“A few years ago, we could still hire someone for just slightly over RM1,000 to make coffee but now, it is hard to find anyone to take up the same job for RM2,000.
“Many of the coffeeshops have suffered losses and were forced to increase the prices of their beverages and snacks,” he said.
He added that a minor increase would only help a little in reducing expenses.
Wong hoped that customers would understand the hardship faced by coffeeshop operators and continue to support them.
Malaysian Muslim Restaurant Owners Association president Datuk Jawahar Ali Taib Khan said he had appealed to the group’s more than 9,000 members to maintain their prices at least until year end.
He asked members to consider absorbing the extra costs if they could.
“The operators are trying to find ways to retain the current prices, one of which is by reducing the portion size but people will not be happy about that either; and this is not feasible in the long-term.
“I am not sure how long restaurant owners can do it because they have other problems to deal with, including poor sales, high rental and difficulty getting workers, all adding to costs,” he said.
One social media user expressed empathy over the predicament of food traders, saying customers could not expect prices to remain the same for decades.
He said if customers continued to expect low prices despite rising costs, food quality might suffer.
Mazidah Hassan, 60, of Setiawangsa, who runs a home-based business selling kuih, said she was contemplating increasing the price of every item by 10sen, from the current 50sen.
“I will be doing it with a heavy heart, but I have no choice because the ingredients are too expensive.
“I understand people are having a hard time too, but I have no choice,” she said.
Mother-of-two K. Suguna, 41, from Petaling Jaya said she hardly dine out and was surprised to pay RM22 for four roti canai, one milk tea and two hot Milo.
“It was a simple breakfast for my children and myself.
“I did not scrutinise the bill but I feel the price was a little much, considering it was a regular restaurant.
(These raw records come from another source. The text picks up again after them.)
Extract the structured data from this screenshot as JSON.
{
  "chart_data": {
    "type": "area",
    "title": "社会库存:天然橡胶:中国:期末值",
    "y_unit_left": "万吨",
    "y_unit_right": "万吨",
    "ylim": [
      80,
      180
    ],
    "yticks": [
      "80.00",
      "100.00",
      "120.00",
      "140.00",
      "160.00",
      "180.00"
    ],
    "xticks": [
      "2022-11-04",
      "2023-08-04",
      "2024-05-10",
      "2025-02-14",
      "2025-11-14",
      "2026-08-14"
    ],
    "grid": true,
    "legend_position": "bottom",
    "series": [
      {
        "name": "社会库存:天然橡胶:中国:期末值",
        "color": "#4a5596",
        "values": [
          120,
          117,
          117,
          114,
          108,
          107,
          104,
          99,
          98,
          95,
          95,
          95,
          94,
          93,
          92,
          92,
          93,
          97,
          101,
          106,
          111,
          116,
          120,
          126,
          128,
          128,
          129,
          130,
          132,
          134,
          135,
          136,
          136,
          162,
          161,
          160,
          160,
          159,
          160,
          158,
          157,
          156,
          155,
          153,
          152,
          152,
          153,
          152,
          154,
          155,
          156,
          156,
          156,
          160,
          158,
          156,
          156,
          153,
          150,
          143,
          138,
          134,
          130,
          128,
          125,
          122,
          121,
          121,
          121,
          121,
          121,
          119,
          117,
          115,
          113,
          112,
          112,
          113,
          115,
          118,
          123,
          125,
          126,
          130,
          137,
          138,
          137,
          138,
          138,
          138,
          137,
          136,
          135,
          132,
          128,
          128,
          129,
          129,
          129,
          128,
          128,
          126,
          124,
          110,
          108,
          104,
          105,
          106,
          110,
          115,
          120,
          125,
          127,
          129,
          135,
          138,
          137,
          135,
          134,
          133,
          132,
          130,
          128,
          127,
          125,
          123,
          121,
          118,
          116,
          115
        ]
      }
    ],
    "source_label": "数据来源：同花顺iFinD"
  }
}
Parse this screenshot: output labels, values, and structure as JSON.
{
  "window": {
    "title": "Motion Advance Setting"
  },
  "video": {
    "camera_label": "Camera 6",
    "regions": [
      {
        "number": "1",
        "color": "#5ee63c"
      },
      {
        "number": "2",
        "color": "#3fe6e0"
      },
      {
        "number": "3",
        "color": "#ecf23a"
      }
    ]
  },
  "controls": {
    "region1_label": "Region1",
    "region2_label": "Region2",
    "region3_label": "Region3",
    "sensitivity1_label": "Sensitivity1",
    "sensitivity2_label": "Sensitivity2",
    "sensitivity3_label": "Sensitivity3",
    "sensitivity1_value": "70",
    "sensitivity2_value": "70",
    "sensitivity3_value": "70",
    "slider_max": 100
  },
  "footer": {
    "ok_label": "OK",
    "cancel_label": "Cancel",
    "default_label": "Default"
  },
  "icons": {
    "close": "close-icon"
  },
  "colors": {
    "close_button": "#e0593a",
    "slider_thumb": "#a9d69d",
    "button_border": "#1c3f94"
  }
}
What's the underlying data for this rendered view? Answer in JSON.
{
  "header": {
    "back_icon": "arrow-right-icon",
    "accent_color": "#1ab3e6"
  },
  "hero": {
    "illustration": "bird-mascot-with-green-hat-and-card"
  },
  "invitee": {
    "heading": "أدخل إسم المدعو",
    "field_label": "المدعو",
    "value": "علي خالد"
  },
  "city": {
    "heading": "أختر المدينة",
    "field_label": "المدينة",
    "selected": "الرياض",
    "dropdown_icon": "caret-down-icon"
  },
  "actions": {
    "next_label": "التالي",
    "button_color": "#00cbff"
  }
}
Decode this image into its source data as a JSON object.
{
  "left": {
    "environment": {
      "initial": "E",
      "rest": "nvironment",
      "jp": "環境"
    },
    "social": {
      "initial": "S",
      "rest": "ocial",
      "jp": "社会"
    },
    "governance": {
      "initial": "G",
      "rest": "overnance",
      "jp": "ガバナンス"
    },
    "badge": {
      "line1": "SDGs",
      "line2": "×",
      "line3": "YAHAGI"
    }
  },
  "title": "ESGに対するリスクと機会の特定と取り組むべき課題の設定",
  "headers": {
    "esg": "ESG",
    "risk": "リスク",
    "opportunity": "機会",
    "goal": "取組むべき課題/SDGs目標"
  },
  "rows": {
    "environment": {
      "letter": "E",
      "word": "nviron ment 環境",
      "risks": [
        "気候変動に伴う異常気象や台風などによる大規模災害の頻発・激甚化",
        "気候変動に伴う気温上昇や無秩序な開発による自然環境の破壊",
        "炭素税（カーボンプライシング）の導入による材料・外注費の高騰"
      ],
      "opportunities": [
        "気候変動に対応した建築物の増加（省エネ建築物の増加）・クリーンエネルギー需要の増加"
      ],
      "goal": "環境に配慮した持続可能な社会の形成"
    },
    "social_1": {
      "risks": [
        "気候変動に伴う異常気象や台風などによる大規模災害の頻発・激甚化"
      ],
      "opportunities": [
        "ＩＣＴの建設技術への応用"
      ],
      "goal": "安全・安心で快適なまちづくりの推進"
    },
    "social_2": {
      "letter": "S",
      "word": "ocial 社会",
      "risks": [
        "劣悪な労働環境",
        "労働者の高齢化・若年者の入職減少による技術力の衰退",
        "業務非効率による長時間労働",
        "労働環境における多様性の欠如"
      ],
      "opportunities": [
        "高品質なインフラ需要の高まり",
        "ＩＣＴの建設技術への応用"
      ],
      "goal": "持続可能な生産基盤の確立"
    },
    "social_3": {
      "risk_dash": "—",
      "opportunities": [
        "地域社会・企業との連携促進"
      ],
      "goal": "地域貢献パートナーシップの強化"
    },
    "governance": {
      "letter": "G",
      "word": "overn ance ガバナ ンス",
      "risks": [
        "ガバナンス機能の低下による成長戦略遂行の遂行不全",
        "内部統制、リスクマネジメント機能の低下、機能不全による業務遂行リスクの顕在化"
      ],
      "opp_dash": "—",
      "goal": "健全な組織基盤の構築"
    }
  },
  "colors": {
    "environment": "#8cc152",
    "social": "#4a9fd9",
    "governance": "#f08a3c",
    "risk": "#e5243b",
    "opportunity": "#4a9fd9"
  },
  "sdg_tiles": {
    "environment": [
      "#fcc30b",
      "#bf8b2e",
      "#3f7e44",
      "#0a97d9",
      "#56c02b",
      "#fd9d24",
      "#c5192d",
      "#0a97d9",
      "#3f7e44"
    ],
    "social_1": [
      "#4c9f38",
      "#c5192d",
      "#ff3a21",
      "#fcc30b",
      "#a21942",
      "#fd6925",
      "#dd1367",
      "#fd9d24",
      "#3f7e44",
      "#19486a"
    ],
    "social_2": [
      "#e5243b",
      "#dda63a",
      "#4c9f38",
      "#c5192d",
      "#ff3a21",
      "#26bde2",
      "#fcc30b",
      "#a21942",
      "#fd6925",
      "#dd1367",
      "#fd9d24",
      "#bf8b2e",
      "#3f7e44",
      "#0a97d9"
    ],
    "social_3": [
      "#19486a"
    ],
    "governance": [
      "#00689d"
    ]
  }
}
“I understand that operational costs have gone up, but I would appreciate it if restaurant operators also provided better service along with the increase in prices,” she said.